Massachusetts Legalization Down to Just MPP’s CRMLA
Steven S. Epstein from the grassroots Massachusetts legalization Bay State Repeal announced via Facebook last night that their initiative petition for the 2016 ballot fell short of the required threshold of signatures.
“Thanks and gratitude to my friends who expended effort soliciting and delivering signatures of registered voters (you know who you are) for Bay State Repeal,” wrote Epstein. “Alas, our proposed law will not be introduced into the legislature as an initiative petition in January 2016.”
The same message was posted to Bay State Repeal’s webpage under the heading “Too Many Relied on Too Few”. The initiative had been endorsed by Harvard Professor Emeritus and pioneering medical marijuana researcher Dr. Lester Grinspoon, the Massachusetts affiliate of the National Organization for the Reform of Marijuana Laws, and the Boston Globe newspaper.
That leaves only the Campaign to Regulate Marijuana Like Alcohol (CRMLA) as a legalization option for Massachusetts. Last month, Marijuana Policy Project (MPP), the organization sponsoring CRMLA, announced they had submitted more than 100,000 signatures of the 64,750 signatures required to make the ballot.
The Globe, in its endorsement of Bay State Repeal, derided the MPP-backed CRMLA as a “flawed proposal” that creates “another industry ripe for special-interests politics”. While both initiatives proposed age limits of 21 years, home grows that must be locked and hidden, landlords that can ban home growing, and a system of taxed pot shops, the Globe dismissed CRMLA for its “caps on the number of growers”, “fees up to $15,000 for licenses to grow”, and “an arbitrary cap on possession” by limiting adults to just one ounce of marijuana in public and ten ounces at home.
Epstein now vows to defeat MPP’s CRMLA if it should make the ballot. Epstein told the Globe that he will “use every skill in my power” to oppose the marijuana legalization initiative, which he called a “bad law” that supports “crony capitalism”.
But other Massachusetts activists are more pragmatic. Bill Downing, chairman of MassCann NORML, the state affiliate, told the Globe that he personally supports CRMLA and expects the board of MassCann to endorse the initiative.
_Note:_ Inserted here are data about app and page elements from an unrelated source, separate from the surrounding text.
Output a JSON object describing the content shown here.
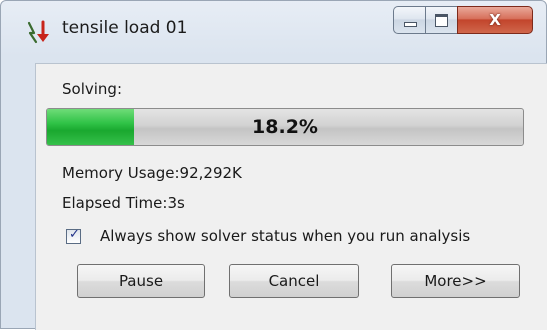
{
  "window": {
    "title": "tensile load 01",
    "title_icon": "solver-arrows-icon",
    "close_glyph": "X"
  },
  "progress": {
    "label": "Solving:",
    "value": 0.182,
    "text": "18.2%",
    "fill_color": "#2fc246"
  },
  "status": {
    "memory": "Memory Usage:92,292K",
    "elapsed": "Elapsed Time:3s"
  },
  "option": {
    "checked": true,
    "label": "Always show solver status when you run analysis"
  },
  "buttons": {
    "pause": "Pause",
    "cancel": "Cancel",
    "more": "More>>"
  }
}
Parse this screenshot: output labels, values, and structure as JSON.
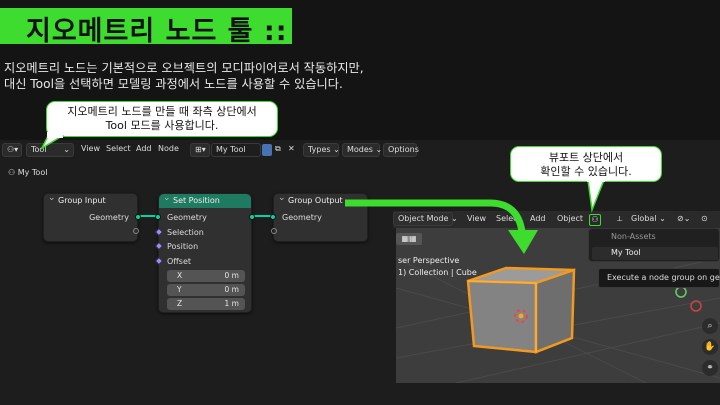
{
  "slide": {
    "title": "지오메트리 노드 툴 ::",
    "description_line1": "지오메트리 노드는 기본적으로 오브젝트의 모디파이어로서 작동하지만,",
    "description_line2": "대신 Tool을 선택하면 모델링 과정에서 노드를 사용할 수 있습니다.",
    "callout_left_line1": "지오메트리 노드를 만들 때 좌측 상단에서",
    "callout_left_line2": "Tool 모드를 사용합니다.",
    "callout_right_line1": "뷰포트 상단에서",
    "callout_right_line2": "확인할 수 있습니다.",
    "accent_color": "#3ddc2e"
  },
  "node_editor": {
    "header": {
      "mode_value": "Tool",
      "menu_view": "View",
      "menu_select": "Select",
      "menu_add": "Add",
      "menu_node": "Node",
      "tree_name": "My Tool",
      "menu_types": "Types",
      "menu_modes": "Modes",
      "menu_options": "Options"
    },
    "breadcrumb": "My Tool",
    "nodes": {
      "group_input": {
        "title": "Group Input",
        "output": "Geometry"
      },
      "set_position": {
        "title": "Set Position",
        "header_color": "#1f7a62",
        "in_geometry": "Geometry",
        "selection": "Selection",
        "position": "Position",
        "offset": "Offset",
        "x_label": "X",
        "x_value": "0 m",
        "y_label": "Y",
        "y_value": "0 m",
        "z_label": "Z",
        "z_value": "1 m"
      },
      "group_output": {
        "title": "Group Output",
        "input": "Geometry"
      }
    }
  },
  "viewport": {
    "header": {
      "mode": "Object Mode",
      "menu_view": "View",
      "menu_select": "Select",
      "menu_add": "Add",
      "menu_object": "Object",
      "orientation": "Global"
    },
    "overlay_line1": "ser Perspective",
    "overlay_line2": "1) Collection | Cube",
    "dropdown": {
      "section": "Non-Assets",
      "item": "My Tool"
    },
    "tooltip": "Execute a node group on geon"
  }
}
Massachusetts CRMLA would legalize for adults 21 and older the possession of one ounce of marijuana flower, 5 grams of marijuana concentrate, and cultivation of 6 cannabis plants per adult with a limit of 12 per household, plus possession of 10 ounces of marijuana flower at the home.
Commercially, marijuana would be produced by growers and sold at pot shops, taxed at 3.75 percent excise tax plus state and local sales taxes. Localities could also add up to 2 percent tax and ban marijuana establishment through a vote of the people.
CRMLA also extends protections to cannabis consumers. Child custody and visitation rights cannot be affected solely because a parent uses marijuana. Organ transplants and other medical procedures cannot be denied solely due to cannabis consumption.
Massachusetts CRMLA is equal to or better than the legalization that currently exists in four US states. It would be foolish to reject this legalization initiative in 2016 on the promise that the group that just failed to gather signatures in a presidential election year will be able to produce something better for the ballot in the future. Legalization ALWAYS trumps Prohibition.